Taken together, President Bush's two large tax cuts
are likely to do great harm, but only long after the president has
left office. And for what benifit? A little current demand-stimulation
that could readily be achieved by measures that would do more good
in the near term and cause no damage in the long term.
Much has been said about the effect of the tax cuts
on the books of the federal government: budget deficits, debt, and
the assets and liabilities of the trust funds. It is as though what
mainly mattered was the effect of the budget on the budget. It's
the wrong focus.
Decisions about taxes, public spending, and the
supply of money are in effect choices about national output and
employment, and about how the output is divided between private
and public uses, and between consumption and investment. They also
affect the distribution of income.
Put aside the possible need for near-term demand
stimulation. The likely durable effect of the tax cuts will be to
slow down growth in the supply of goods and services available to
Tax cuts increase taxpayers' after-tax incomes.
Taxpayers typically spend some of the extra income on consumption.
Unless the government reduces its spending on consumption dollar-for-dollar,
total consumption, private plus public, will be higher. Barring
a supply-side miracle (a reckless gamble), the share of output left
over for investment will be smaller.
Less output will be available, over all, for increasing
or improving the stock of infrastructure, housing, and business-owned
plant and machinery, for enhancing the skill and health of workers,
for research that adds to usable knowledge, and for adding to American-owned
wealth abroad by way of a surplus of exports over imports.
Because the president's tax cuts will almost certainly
reduce national investment, the economy's capacity to produce output
for our own use will grow more slowly. As a result there will be

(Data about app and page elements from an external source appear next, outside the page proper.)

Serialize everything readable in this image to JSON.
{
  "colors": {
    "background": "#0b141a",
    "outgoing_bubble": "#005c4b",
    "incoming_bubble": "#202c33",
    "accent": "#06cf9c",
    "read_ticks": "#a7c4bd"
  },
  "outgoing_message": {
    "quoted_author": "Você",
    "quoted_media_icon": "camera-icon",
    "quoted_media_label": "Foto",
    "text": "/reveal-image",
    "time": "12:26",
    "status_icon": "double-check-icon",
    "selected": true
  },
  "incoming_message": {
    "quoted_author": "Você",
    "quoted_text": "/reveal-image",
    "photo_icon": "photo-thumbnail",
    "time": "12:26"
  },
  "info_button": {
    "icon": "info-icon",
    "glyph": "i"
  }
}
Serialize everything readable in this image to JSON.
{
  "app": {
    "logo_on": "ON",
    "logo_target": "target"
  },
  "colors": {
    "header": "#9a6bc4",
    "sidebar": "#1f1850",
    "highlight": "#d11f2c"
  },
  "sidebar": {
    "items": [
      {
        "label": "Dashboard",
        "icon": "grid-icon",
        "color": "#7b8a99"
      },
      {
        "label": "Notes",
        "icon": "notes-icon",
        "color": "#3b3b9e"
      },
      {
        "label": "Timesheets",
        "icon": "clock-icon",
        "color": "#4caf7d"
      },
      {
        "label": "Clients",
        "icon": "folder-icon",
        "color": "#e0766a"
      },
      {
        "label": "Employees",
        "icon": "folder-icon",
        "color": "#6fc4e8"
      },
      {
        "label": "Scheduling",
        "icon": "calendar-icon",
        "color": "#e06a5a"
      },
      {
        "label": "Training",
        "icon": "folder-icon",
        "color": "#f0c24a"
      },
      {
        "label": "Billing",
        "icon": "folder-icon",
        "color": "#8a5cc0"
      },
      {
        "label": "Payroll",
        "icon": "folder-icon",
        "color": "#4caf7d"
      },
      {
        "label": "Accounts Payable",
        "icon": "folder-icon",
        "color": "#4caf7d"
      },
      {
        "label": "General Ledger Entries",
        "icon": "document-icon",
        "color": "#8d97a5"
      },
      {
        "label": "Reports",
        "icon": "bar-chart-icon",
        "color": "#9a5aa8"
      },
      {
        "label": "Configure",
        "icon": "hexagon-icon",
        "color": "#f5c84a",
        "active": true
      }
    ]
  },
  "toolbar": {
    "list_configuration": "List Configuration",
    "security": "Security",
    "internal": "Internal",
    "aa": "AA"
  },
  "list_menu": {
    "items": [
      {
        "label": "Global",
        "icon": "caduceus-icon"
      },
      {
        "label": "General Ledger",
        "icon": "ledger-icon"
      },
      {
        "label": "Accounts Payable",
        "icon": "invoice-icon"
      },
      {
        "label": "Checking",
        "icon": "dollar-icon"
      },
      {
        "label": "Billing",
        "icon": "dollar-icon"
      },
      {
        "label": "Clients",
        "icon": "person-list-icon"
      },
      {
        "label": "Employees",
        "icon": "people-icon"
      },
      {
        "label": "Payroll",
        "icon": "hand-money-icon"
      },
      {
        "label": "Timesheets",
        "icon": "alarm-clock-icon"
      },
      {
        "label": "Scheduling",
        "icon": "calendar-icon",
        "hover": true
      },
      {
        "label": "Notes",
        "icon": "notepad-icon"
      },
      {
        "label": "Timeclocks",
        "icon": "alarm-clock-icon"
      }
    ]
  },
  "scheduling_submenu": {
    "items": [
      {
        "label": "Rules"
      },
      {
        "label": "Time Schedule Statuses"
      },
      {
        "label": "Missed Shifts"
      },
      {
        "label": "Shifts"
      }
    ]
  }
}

less output available in 15 to 25 years, precisely when more output
will be most needed - when our relatively few grandchildren who
will produce it will have to share it with our many retired baby
Reshuffling Social Security finance will not change
that - not unless it reduces the share of output absorbed by consumption.
(I leave aside the possibility of a large influx of immigrant workers.)
Preoccupation with the effect of the tax cuts
on the budget is likely to cause us to compound the damage.
If, for example, we shrink the deficit by cutting
federal spending on research and public health, or on grants to
state and local governments that subsidize their spending on education
or infrastructure - in other words, if we skimp on government
investment - we will retard growth.
The president seems to believe that most nondefense
public investment is "waste, fraud and abuse." He is
mistaken. To take an obvious example, much private investment
requires, for its own productivity, streets and roads that are
largely the product of public investment.
In our political debates we typically argue about
taxes, government spending, and high or low interest rates as
though they were bad or good in themselves, in no relation to
what allocation of the national product we want those policy instruments
Yet, there are choices to be made here, not about
deficits or debt as such, but about the best use of our labor
and material resources.
For the near term, and also for the longer run
future, how much growth in demand, and therefore output and employment,
should the policy-makers aim for, with what margin of safety against
inflation? How much consumption would we have to forgo to make
room for the investment that would be needed? How much of the
investment should go into new business plant and equipment, into
housing, into more and better public infrastructure, into research
and education? How should the output left over for consumption
be divided between provision of private goods and of public services,
and between the consumption of the well-to-do and what is left
over for the chronically poor?
Neither the president nor his senior advisers
seems to have confronted any of these choices. One has to wonder
whether they have even understood them. Instead they bamboozle
us, and most likely themselves, with slogans. Yet, whatever the
government does about its budget - and the Federal Reserve about
money - will powerfully affect the outcome.
Francis M. Bator, former deputy national security
adviser to President Lyndon Johnson, is Littauer professor emeritus
at Harvard's John F. Kennedy School of Government.